But scandium and yttrium now stand to become yesterday’s precious metals too. The next super-valuable commodity waiting in the wings is a substance that isn’t even a metal.
The New Wonder Material
Graphene is an ultra-thin form of carbon invented in 2004 by two British scientists. They later shared a Nobel Prize in physics as a result of their efforts. Very simply, it’s the strongest material ever tested. Potentially, therefore, it has many practical uses, especially in electronics – including cellphones and computer screens – and in bio-technology.
Graphene is actually a basic component of many types of carbon, including graphite and charcoal. But it’s produced naturally in small quantities – when writing with a pencil, for example. So to meet the demand that everyone anticipates once it makes its way into consumer products, someone is going to have to find a way to produce it artificially. And in large quantities. Substantial funds are now flowing into R&D to make that possible. These are the factors that combine at this point in time to make graphene a fertile field for scammers.

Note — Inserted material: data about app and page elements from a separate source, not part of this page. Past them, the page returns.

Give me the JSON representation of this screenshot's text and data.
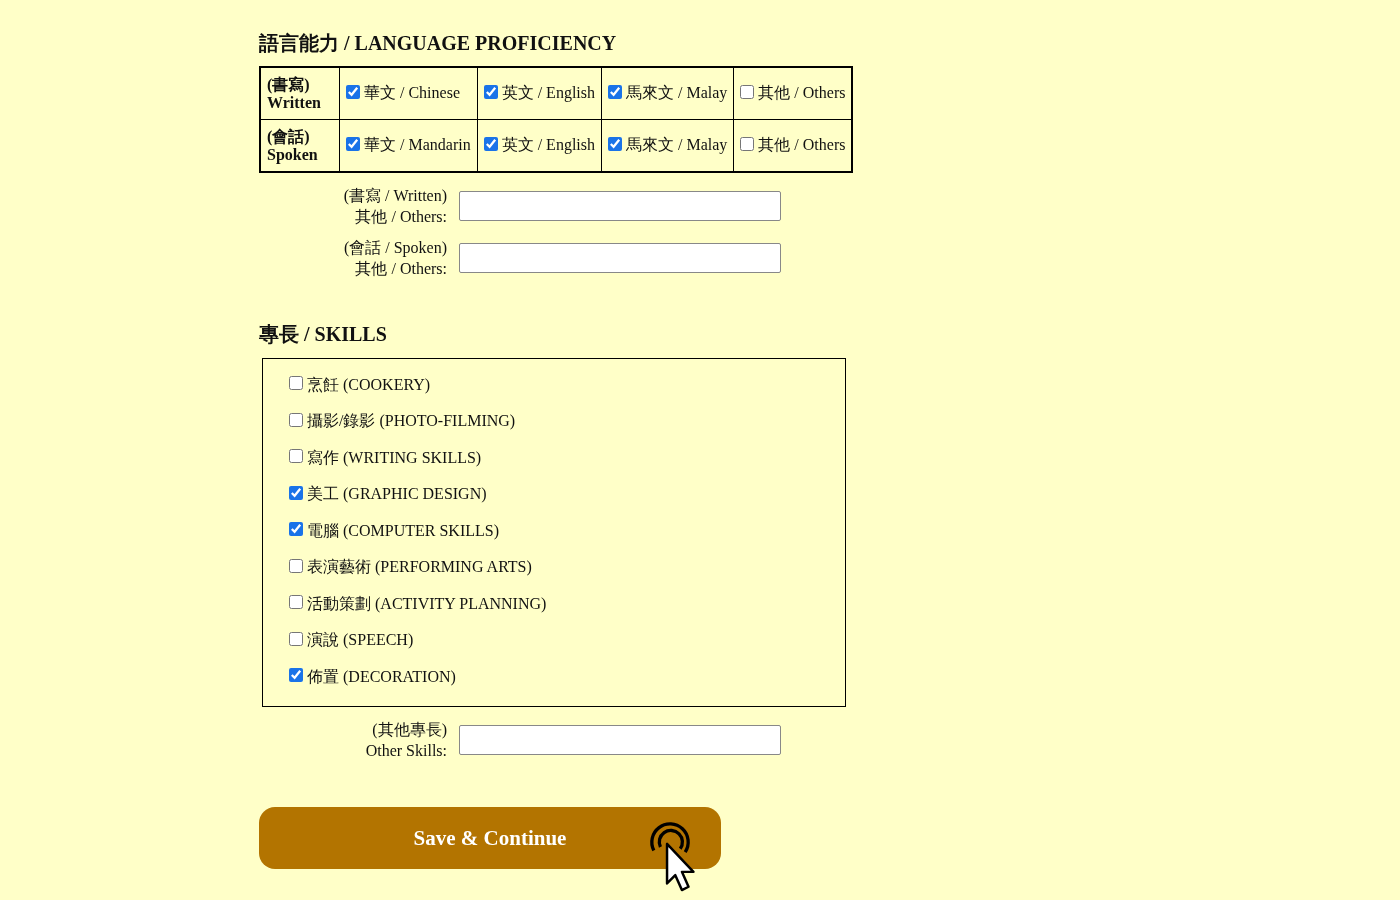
{
  "language_proficiency": {
    "title": "語言能力 / LANGUAGE PROFICIENCY",
    "rows": [
      {
        "label_line_1": "(書寫)",
        "label_line_2": "Written",
        "options": [
          {
            "label": "華文 / Chinese",
            "checked": true
          },
          {
            "label": "英文 / English",
            "checked": true
          },
          {
            "label": "馬來文 / Malay",
            "checked": true
          },
          {
            "label": "其他 / Others",
            "checked": false
          }
        ]
      },
      {
        "label_line_1": "(會話)",
        "label_line_2": "Spoken",
        "options": [
          {
            "label": "華文 / Mandarin",
            "checked": true
          },
          {
            "label": "英文 / English",
            "checked": true
          },
          {
            "label": "馬來文 / Malay",
            "checked": true
          },
          {
            "label": "其他 / Others",
            "checked": false
          }
        ]
      }
    ]
  },
  "other_language_fields": [
    {
      "label_line_1": "(書寫 / Written)",
      "label_line_2": "其他 / Others:"
    },
    {
      "label_line_1": "(會話 / Spoken)",
      "label_line_2": "其他 / Others:"
    }
  ],
  "skills": {
    "title": "專長 / SKILLS",
    "items": [
      {
        "label": "烹飪 (COOKERY)",
        "checked": false
      },
      {
        "label": "攝影/錄影 (PHOTO-FILMING)",
        "checked": false
      },
      {
        "label": "寫作 (WRITING SKILLS)",
        "checked": false
      },
      {
        "label": "美工 (GRAPHIC DESIGN)",
        "checked": true
      },
      {
        "label": "電腦 (COMPUTER SKILLS)",
        "checked": true
      },
      {
        "label": "表演藝術 (PERFORMING ARTS)",
        "checked": false
      },
      {
        "label": "活動策劃 (ACTIVITY PLANNING)",
        "checked": false
      },
      {
        "label": "演說 (SPEECH)",
        "checked": false
      },
      {
        "label": "佈置 (DECORATION)",
        "checked": true
      }
    ]
  },
  "other_skills_field": {
    "label_line_1": "(其他專長)",
    "label_line_2": "Other Skills:"
  },
  "submit_button": {
    "label": "Save & Continue"
  }
}
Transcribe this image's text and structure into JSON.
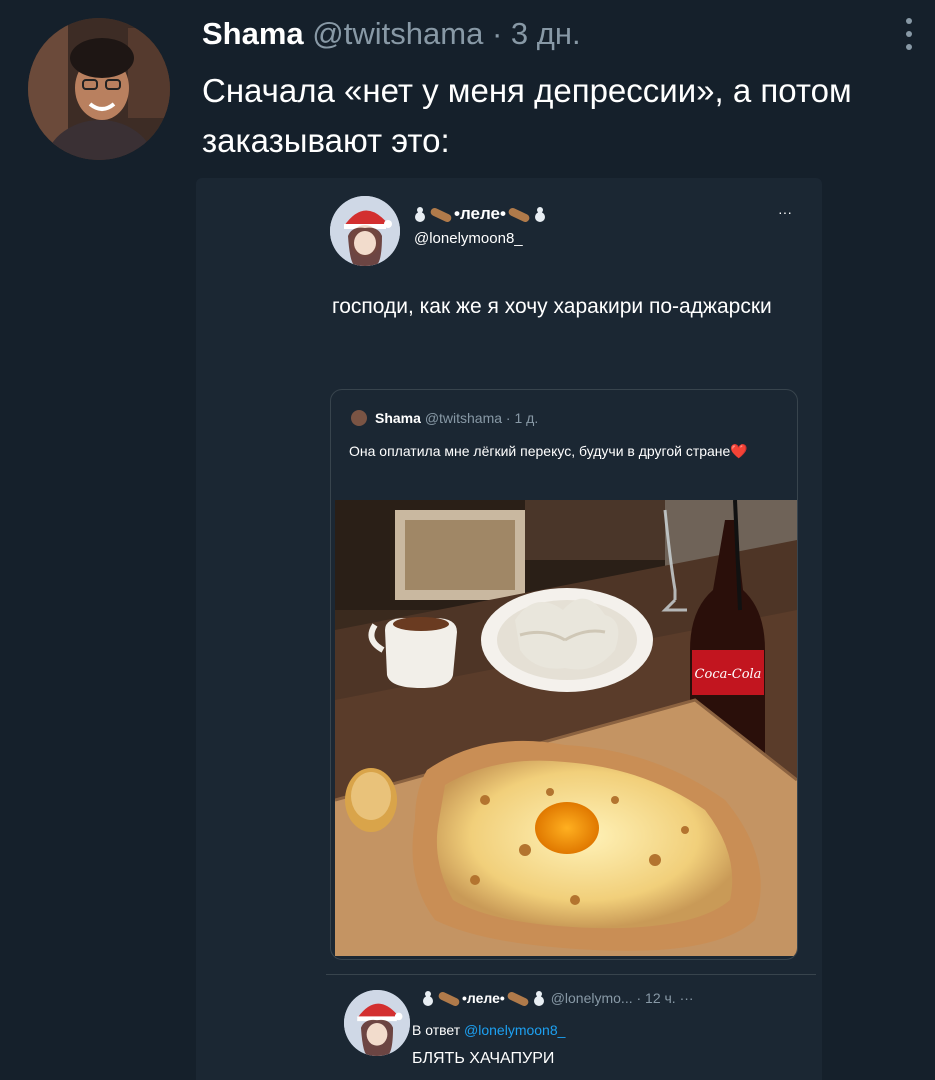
{
  "tweet": {
    "name": "Shama",
    "handle": "@twitshama",
    "separator": "·",
    "time": "3 дн.",
    "text": "Сначала «нет у меня депрессии», а потом заказывают это:"
  },
  "embedded": {
    "post": {
      "display_name": "•леле•",
      "handle": "@lonelymoon8_",
      "more": "···",
      "text": "господи, как же я хочу харакири по-аджарски"
    },
    "quote": {
      "name": "Shama",
      "handle_time": "@twitshama · 1 д.",
      "text": "Она оплатила мне лёгкий перекус, будучи в другой стране",
      "heart": "❤️"
    },
    "photo_labels": {
      "cola": "Coca-Cola"
    },
    "reply": {
      "display_name": "•леле•",
      "handle_time": "@lonelymo... · 12 ч.",
      "more": "···",
      "reply_to_prefix": "В ответ",
      "reply_to_handle": "@lonelymoon8_",
      "text": "БЛЯТЬ ХАЧАПУРИ"
    }
  },
  "colors": {
    "background": "#15202b",
    "secondary_text": "#8899a6",
    "link": "#1da1f2"
  },
  "icons": [
    "more-vertical-icon",
    "more-horizontal-icon",
    "snowman-icon",
    "sausage-icon",
    "heart-icon"
  ]
}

Graphite and Graphene
Rare metal and graphene investment scams typically employ ‘boiler room’ tactics. In plain language, what that means is that scammers call potential victims out of the blue. The scammers offer what seem to be exceptionally good investment opportunities at exceptionally low costs. Sometimes, the investment is a total phony. In other cases, the investment might be real but it involves graphite or a similar-sounding substance, not graphene. In any event, until graphene hits the market even legitimate offers are at best long-term investments. Until then, beware of rare metal and graphene investment scams. ‘Scams such as these undermine confidence and trust in the market, and they can result in ordinary people losing thousands of pounds in savings,’ Britain’s Financial Conduct Authority (FCA) warned consumers in 2013, after noticing a rise in complaints involving graphene. Moreover, the FCA found that it has ‘yet to see any convincing evidence that there is a viable market for investors to make money from investments in rare earth metals,’ since purchasers require huge amounts and pay wholesale prices.
If you think you’ve been the victim of a rare metal or graphene investment scam, contact the fund recovery experts at MyChargeBack.